┌─ EXERCISE DATA

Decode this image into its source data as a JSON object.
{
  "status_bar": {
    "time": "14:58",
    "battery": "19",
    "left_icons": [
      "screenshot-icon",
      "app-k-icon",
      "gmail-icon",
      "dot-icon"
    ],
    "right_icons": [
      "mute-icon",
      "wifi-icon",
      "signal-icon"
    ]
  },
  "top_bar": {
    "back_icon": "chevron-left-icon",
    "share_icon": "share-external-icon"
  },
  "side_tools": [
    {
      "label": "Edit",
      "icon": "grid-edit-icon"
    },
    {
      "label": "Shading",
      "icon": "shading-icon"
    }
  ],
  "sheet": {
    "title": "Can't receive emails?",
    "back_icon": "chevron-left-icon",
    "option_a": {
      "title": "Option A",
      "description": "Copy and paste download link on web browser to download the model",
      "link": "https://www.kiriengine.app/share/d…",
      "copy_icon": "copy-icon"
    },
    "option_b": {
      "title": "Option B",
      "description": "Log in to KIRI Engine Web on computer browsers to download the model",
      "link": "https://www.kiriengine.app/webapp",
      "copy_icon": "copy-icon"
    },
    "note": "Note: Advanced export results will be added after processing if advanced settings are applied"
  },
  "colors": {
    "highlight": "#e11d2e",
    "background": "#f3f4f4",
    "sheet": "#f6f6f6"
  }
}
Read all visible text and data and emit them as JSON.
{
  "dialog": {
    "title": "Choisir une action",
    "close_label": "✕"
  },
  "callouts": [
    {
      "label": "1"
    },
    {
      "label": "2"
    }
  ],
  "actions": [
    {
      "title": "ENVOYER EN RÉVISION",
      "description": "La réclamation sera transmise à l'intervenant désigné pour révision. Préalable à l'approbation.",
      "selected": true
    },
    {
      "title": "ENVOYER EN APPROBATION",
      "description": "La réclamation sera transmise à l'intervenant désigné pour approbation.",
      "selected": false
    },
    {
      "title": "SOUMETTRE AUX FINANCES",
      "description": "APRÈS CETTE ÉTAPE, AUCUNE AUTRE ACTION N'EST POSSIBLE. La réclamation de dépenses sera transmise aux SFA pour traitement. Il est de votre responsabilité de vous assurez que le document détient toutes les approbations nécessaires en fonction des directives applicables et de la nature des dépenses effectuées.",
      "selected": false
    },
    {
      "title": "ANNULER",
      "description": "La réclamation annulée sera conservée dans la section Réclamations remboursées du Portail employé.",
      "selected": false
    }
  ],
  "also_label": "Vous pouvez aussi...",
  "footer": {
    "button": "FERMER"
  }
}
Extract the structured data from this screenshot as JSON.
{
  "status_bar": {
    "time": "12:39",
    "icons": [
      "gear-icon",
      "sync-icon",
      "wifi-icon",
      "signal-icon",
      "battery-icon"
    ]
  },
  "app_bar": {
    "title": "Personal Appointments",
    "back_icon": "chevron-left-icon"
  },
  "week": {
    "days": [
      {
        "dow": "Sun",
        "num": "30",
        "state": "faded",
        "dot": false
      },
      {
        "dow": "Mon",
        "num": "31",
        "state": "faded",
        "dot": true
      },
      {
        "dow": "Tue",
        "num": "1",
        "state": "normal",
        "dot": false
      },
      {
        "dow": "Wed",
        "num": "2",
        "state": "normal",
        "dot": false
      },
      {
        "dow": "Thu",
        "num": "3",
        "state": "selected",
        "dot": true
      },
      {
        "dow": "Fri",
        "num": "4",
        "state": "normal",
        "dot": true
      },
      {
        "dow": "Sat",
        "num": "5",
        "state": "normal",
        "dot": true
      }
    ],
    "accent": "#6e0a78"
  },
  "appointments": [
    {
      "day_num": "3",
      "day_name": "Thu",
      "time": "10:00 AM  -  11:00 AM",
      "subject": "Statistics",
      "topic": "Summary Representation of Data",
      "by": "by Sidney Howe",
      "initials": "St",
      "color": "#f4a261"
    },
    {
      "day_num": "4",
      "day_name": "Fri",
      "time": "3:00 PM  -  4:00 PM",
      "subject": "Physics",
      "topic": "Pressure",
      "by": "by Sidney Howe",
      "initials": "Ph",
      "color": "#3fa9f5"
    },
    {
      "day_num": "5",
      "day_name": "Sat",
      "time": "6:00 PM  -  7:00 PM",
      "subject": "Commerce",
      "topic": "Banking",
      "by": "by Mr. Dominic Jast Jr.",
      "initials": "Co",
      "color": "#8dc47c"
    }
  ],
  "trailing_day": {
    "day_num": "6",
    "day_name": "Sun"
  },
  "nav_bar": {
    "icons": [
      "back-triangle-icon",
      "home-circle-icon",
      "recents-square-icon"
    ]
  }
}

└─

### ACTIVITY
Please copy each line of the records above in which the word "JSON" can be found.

### TASK ANSWER
Decode this image into its source data as a JSON object.
Read all visible text and data and emit them as JSON.
Extract the structured data from this screenshot as JSON.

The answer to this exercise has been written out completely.